┌──

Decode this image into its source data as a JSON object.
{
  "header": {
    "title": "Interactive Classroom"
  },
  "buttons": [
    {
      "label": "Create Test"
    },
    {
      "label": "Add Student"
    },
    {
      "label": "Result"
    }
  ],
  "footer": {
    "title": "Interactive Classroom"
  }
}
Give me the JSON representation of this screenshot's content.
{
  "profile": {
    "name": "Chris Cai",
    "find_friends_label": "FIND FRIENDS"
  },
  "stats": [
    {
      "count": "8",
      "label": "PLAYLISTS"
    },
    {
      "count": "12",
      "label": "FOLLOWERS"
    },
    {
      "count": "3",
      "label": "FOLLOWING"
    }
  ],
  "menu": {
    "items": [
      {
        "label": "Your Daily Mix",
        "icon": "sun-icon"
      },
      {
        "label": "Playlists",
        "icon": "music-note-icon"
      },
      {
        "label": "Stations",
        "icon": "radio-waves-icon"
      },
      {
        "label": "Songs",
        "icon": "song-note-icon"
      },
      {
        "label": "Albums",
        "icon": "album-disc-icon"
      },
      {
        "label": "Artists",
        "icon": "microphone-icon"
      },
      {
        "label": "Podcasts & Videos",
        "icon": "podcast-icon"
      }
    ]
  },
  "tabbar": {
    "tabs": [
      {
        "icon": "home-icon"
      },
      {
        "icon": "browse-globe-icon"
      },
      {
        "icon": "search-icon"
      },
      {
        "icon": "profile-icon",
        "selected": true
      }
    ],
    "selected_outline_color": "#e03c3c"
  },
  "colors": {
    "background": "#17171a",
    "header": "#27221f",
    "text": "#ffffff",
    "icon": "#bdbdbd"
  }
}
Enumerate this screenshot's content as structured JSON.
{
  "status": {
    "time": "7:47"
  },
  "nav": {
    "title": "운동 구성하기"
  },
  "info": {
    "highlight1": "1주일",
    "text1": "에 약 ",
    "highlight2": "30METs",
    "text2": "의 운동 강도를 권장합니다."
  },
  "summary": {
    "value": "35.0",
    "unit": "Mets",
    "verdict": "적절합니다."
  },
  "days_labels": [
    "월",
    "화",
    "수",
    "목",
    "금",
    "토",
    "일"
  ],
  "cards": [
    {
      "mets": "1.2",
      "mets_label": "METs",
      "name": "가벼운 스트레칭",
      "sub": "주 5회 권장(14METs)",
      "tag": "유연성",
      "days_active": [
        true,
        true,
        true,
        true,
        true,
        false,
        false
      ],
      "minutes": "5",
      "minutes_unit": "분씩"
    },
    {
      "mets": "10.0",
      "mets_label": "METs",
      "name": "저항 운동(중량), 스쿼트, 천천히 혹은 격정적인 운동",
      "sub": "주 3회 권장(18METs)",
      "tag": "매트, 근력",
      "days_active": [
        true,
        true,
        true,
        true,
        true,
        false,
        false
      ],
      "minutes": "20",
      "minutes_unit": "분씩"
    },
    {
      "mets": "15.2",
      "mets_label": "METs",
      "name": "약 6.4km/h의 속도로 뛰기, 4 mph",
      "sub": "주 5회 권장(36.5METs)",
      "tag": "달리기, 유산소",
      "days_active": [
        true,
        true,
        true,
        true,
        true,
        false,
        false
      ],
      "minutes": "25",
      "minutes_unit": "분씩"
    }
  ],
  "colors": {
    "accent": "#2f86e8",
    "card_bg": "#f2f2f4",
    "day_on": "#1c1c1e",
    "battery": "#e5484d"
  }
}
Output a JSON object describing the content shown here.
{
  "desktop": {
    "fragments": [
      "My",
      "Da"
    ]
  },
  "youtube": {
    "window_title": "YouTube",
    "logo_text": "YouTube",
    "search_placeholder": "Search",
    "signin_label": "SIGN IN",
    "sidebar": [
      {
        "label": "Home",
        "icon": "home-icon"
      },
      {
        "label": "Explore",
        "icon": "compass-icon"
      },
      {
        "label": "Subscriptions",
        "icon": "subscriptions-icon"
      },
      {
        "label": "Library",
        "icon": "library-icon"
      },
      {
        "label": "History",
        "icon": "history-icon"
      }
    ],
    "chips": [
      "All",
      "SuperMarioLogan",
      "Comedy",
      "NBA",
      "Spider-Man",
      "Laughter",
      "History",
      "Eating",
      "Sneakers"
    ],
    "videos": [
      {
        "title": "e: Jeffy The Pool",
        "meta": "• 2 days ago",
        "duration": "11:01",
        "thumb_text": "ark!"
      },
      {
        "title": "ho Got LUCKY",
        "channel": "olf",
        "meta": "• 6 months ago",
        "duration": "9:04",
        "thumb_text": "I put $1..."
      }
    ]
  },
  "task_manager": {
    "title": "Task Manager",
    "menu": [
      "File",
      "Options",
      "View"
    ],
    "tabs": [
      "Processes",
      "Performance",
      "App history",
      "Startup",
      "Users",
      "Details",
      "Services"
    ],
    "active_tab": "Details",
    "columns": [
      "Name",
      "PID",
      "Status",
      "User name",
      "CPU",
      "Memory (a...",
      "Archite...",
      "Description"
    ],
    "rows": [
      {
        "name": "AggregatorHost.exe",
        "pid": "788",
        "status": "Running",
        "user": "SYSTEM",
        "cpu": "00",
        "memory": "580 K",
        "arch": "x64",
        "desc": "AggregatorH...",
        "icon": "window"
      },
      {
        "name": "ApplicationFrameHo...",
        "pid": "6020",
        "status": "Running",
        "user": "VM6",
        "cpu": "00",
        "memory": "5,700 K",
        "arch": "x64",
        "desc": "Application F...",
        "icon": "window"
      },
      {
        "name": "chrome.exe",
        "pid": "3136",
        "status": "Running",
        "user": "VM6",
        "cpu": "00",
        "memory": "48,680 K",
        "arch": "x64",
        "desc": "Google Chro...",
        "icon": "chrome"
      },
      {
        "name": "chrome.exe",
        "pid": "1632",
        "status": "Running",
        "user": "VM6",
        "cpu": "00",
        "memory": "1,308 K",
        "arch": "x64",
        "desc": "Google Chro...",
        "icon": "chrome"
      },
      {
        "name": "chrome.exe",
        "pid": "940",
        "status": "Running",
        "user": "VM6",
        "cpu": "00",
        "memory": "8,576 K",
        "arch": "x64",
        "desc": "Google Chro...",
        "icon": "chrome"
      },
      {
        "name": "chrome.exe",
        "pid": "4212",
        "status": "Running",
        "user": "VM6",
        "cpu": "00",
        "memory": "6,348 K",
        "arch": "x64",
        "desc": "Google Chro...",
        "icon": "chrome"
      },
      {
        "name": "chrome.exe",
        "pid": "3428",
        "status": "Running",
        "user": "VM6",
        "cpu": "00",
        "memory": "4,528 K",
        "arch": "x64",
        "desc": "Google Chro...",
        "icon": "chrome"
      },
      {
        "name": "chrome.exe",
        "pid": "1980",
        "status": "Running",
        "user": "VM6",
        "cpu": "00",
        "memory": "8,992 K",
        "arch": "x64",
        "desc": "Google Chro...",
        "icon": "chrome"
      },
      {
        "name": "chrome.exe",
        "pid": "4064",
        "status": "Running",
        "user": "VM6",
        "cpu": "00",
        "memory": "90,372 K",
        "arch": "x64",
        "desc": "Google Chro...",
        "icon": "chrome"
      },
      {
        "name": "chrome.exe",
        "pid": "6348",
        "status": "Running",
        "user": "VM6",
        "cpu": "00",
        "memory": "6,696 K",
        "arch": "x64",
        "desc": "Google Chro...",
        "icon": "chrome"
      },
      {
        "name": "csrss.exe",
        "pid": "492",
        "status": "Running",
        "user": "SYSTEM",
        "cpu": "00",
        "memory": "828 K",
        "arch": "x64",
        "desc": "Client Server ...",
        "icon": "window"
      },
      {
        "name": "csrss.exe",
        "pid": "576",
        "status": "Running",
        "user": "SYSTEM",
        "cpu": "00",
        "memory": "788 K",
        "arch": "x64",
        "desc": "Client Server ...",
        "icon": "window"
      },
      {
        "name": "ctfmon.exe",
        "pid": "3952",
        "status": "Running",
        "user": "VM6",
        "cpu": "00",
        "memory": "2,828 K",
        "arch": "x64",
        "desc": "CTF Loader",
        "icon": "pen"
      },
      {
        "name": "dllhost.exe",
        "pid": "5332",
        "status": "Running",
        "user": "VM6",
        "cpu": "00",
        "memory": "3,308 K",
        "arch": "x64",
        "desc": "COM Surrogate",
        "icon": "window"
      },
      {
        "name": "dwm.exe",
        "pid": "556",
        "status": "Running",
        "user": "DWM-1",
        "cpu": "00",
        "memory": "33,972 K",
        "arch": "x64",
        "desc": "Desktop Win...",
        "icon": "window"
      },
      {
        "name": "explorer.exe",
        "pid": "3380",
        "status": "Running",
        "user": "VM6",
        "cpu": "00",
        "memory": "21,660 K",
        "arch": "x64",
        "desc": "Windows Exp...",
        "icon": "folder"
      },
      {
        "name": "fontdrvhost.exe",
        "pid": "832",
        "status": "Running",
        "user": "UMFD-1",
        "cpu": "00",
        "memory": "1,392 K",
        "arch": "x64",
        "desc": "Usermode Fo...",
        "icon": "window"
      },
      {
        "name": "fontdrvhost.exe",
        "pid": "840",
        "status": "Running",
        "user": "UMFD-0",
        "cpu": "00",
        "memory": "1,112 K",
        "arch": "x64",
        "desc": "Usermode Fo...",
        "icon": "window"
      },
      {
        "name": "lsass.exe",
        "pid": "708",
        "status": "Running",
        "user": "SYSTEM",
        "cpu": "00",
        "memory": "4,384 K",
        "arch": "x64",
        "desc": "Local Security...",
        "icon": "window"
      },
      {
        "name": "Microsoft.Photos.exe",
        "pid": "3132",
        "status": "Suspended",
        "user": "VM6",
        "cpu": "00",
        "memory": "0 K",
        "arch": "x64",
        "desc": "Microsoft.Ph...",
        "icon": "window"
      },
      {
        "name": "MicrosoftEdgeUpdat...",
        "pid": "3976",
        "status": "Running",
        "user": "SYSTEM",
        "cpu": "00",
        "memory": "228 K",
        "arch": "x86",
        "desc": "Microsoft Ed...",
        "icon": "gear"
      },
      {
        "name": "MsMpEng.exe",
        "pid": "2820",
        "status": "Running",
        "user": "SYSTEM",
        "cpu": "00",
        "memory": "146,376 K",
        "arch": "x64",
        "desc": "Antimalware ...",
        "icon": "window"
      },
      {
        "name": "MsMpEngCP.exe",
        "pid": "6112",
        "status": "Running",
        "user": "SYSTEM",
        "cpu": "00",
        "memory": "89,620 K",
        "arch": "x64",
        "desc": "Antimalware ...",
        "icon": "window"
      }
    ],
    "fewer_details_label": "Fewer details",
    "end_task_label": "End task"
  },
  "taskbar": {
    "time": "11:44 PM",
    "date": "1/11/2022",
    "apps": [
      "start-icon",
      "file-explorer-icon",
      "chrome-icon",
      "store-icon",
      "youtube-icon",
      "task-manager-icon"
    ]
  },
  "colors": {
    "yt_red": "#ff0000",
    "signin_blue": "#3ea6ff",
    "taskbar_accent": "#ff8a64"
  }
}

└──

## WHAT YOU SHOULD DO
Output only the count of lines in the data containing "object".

## RESPONSE AREA
2